c.1935 Regal "Two Point" Concert Ukulele

Clearly a take-off on the idea of the Roy Smeck "Vita" uke, this mid-30s Regal mando-shaped uke is definitely in the concert category with a 14 5/8" scale length. I worked on this one for a customer and the laundry-list of repairs included many hairline crack repairs (plus cleats), a crushed-top repair below the bridge, a fret level/dress, new (old parts) friction pegs, a new (old parts) bridge, cleaning, and setup. I also drop-glued the dowel-joint neck pocket to make it a bit more secure (the dowel was glued fine but the bottom of the heel was slightly loose).

The result of my labors is a beautifully-playing instrument with a lovely tone. It's similar to the Vita sound but has more of that forward Regal thing going on. Good volume, sweet overtones, and a good clear presence are what this is about. The board itself is also lightly radiused which gives it a fancier feel.

New bone nut. Faded Regal headstock decal.

I replaced the 12th fret dot with a pearl dot from my bin. The board is dyed maple. The top is solid spruce and the back, sides, and neck are all solid birch.

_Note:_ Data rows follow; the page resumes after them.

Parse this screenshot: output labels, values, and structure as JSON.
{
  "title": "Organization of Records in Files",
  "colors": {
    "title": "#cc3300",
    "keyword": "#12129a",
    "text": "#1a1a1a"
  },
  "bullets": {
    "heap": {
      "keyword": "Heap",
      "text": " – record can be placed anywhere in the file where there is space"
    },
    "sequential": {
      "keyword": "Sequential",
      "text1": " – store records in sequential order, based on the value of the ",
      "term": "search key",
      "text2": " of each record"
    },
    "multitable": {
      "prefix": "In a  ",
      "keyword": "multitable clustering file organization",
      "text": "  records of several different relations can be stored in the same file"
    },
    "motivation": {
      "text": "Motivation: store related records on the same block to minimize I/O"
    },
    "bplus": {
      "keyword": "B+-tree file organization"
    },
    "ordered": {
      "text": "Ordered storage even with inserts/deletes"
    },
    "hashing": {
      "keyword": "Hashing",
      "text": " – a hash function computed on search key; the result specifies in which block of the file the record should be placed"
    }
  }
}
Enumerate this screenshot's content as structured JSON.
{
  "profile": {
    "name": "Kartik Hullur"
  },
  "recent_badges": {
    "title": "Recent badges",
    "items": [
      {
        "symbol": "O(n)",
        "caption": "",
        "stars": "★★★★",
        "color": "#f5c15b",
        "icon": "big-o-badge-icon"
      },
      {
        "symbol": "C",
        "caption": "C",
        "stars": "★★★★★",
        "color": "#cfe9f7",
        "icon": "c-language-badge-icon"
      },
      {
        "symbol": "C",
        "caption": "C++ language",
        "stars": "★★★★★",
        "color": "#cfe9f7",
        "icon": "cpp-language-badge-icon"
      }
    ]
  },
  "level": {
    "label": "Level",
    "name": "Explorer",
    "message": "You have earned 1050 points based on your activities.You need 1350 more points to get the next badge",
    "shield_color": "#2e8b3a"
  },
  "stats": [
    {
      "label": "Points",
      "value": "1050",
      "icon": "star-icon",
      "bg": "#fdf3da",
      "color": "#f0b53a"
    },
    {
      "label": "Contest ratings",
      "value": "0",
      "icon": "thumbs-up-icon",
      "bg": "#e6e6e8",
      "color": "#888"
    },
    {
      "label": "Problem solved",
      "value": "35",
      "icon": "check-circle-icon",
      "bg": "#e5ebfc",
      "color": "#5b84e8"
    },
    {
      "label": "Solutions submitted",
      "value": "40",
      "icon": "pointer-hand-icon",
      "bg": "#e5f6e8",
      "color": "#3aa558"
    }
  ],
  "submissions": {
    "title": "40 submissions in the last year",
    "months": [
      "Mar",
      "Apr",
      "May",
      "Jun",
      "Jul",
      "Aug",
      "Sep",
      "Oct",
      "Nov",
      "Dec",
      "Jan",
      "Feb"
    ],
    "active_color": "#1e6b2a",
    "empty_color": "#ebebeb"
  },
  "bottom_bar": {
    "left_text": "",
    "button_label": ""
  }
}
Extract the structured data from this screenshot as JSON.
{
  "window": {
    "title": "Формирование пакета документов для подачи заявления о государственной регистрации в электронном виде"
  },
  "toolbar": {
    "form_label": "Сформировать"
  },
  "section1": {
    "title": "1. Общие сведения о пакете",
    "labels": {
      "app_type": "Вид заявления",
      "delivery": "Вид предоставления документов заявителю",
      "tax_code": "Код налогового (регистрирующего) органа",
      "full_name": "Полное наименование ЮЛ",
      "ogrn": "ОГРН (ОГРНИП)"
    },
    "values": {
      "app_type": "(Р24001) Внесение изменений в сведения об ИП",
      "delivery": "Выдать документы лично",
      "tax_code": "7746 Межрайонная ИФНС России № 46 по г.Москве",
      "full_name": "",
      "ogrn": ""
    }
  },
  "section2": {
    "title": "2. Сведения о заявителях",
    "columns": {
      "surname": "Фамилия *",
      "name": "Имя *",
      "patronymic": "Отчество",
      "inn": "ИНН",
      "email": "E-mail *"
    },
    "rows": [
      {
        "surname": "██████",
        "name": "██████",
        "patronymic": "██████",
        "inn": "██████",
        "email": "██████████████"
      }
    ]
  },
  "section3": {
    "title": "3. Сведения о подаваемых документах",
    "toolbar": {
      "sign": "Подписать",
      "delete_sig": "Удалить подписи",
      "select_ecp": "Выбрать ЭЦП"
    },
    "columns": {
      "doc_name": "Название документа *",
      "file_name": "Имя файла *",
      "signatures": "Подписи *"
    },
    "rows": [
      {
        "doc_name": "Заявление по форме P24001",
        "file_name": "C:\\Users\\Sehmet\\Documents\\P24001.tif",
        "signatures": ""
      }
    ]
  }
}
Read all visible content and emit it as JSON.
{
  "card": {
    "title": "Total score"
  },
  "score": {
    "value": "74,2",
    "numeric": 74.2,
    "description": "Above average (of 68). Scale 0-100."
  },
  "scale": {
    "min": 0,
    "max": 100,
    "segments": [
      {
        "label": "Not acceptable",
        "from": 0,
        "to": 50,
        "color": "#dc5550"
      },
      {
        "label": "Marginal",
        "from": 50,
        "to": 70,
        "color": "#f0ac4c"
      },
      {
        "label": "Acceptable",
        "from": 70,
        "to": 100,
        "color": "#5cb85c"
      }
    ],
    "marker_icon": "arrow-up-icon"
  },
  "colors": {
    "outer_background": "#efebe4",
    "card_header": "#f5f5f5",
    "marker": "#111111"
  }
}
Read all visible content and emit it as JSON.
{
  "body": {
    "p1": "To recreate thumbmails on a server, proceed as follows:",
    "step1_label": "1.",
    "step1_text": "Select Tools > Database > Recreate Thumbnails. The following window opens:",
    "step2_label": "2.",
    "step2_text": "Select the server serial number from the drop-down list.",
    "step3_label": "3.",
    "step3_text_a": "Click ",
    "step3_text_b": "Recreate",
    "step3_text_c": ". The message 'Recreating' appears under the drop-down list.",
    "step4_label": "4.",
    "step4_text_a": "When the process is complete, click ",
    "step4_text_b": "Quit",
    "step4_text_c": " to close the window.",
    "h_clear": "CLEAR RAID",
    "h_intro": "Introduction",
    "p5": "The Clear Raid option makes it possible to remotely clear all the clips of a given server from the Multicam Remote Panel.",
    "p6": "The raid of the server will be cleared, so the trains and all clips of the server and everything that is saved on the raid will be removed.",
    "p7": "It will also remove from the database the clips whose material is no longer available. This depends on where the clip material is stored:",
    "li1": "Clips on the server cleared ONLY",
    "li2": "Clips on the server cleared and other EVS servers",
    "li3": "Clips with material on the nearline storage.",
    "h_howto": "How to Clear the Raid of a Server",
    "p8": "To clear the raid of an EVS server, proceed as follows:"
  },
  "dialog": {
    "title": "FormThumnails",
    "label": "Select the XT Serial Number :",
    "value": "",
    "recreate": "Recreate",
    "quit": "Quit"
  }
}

The f-holes are awfully cute! It's hard to see but there are a lot of hairline cracks clustered under them, however... a result of minimal bracing and stabilization around the f-holes from the factory.

There's a long hairline crack on the back that needed some cleating and fill to get it stabilized.

Though these tuners are period, they're not original. The original set wasn't full and had some damage.

I love the two-point body shape!

Some darn fool had previously installed a tailpiece and floating bridge on this instrument to attempt stringing with steel as a mandolin. That, obviously, failed (note the top cracks/fold from that attempt above the endpin). I installed this ebony endpin to cover-up the hole drilled for the tailpiece bolt.

The instrument has no endblock (it's a uke so, realistically, one can rely on the kerfing to keep the top in place) which meant that the tailpiece had been held in only by the thin wood of the sides. Years strung that way resulted in the folded-in top that needed repair.

1 comment:

Pete R. said...

I have my Dad's Regal Mando-Uke that s just like the one you re-habbed. I learned on it. It is still playable, but unfortunately I does not play true. The action is high, and when various chords are played it is somewhat discordant. I don't know why, it used to play really well